User Tools

Site Tools


Lora / LoraWAN / Things Network

Gateway Pledges - Pledge your ££££ to build the infrastructure

The Things Network is coming to Edinburgh and the first gateway has been installed on Leith Walk. This is a free, open source IoT network project which allows for ultra low power electronics to send and receive small amounts of data over large distances (up to 20km).

The Technology

Lora is a spread spectrum wireless technology, typically operating on the license free 868Mhz ISM band in the UK. A network stack called LoraWAN sits on top of this providing encrypted messaging to and from devices from gateways.
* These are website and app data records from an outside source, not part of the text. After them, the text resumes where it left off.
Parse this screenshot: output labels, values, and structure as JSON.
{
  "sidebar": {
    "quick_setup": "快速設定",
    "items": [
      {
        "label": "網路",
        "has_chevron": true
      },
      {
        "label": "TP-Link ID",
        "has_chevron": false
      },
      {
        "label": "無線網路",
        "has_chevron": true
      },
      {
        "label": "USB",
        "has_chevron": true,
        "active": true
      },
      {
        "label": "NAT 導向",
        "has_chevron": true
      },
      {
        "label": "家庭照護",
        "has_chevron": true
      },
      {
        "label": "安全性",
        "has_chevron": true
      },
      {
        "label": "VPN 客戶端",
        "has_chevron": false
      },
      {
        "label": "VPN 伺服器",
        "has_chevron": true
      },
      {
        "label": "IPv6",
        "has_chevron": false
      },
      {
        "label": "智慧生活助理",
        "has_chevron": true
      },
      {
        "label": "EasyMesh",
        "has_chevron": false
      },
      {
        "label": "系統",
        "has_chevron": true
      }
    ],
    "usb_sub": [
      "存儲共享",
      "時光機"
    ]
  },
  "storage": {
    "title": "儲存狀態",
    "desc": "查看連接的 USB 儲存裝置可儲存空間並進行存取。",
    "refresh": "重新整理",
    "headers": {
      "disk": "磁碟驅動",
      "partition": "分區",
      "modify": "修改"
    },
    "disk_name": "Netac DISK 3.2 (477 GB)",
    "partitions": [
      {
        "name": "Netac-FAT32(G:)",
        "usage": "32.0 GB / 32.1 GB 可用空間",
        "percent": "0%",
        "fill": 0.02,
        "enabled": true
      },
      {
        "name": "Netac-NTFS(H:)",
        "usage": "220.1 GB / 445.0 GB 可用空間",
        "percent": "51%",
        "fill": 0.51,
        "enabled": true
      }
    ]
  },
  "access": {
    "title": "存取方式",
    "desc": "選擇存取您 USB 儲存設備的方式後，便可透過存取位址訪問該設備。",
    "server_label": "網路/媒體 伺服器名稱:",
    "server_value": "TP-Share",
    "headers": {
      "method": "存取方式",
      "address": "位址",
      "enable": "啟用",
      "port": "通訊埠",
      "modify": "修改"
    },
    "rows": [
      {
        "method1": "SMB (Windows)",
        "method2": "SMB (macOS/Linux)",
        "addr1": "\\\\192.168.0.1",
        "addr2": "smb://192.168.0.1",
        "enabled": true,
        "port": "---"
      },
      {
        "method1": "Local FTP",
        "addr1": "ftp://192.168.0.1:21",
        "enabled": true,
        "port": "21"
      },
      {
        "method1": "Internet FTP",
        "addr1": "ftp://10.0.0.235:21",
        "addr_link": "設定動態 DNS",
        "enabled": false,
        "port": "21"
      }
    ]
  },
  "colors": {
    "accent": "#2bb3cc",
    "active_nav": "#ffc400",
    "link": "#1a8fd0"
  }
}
The Things Network provide a backbone for the gateways, allowing applications to be created to allow devices to connect to an open network worldwide. This is an entirely free and distributed service. Clients can then authenticate to TTN using MQTT to receive data from their devices and display it on dashboards or otherwise act on it.


Want to see how many people push a big red launch button attached to a lamppost? This is the network for you! In more serious applications, it is being used for temperature monitoring, remote lighting control, car and bike counting, stolen bike tracking, hedgehog crossings and flood warnings. There are plenty of other applications out there.


The nodes are low cost and low power. An ESP8266 with an RMF95W module is enough for a node at a cost of about £5. A LoraWAN stack called LMIC is used to provide the network layer. This will also run on the larger Arduinos such as the Leonardo or similar. For a little more, Microchip have a transceiver which is easier to use and builds in the stack. Complete boards exist from PyCom, BadgerBoard and others.


Gateways require more complex electronics as a Concentrator chip is used - this runs multiple virtual Lora receivers in a DSP so that it can work across 10 frequencies and all Spreading Factors (which control the bandwidth and distance). Using GPS synchronisation they may also offer time based geolocation from multiple gateways. Whilst there are commercial gateways and The Things Network will soon offer a gateway, the most versatile and cheap option is to build your own. This consists of a Raspberry Pi and a Concentrator board with (ideally) a mezzanine PCB to connect the two. An example gateway build is here

To start using the network, we need gateways. The University of Edinburgh are building a dual homed network in the town centre which is primarily for their commercial clients but will likely also connect to TTN. There is one gateway in the Leith Walk area run by Gary Martin and Tim Kerby is planning a gateway in Portobello. There is an opportunity for the Hacklab to host a gateway in Summerhall and also potentially at the Observatory on Blackford Hill using Hubs as a data provider.


Each gateway is likely to be about £250 to £350 (depending on config) to build so we need to raise some funds to enable the network. Once we have a few gateways and coverage, we can look at IoT applications and try to get funding for further Gateways. Edinburgh Council may help here (they have IoT bins using GSM so why not a free open network instead).

Please pledge your contributions to the gateways here: Gateway Pledges

lora.txt · Last modified: 2016-11-28 23:47 by tkerby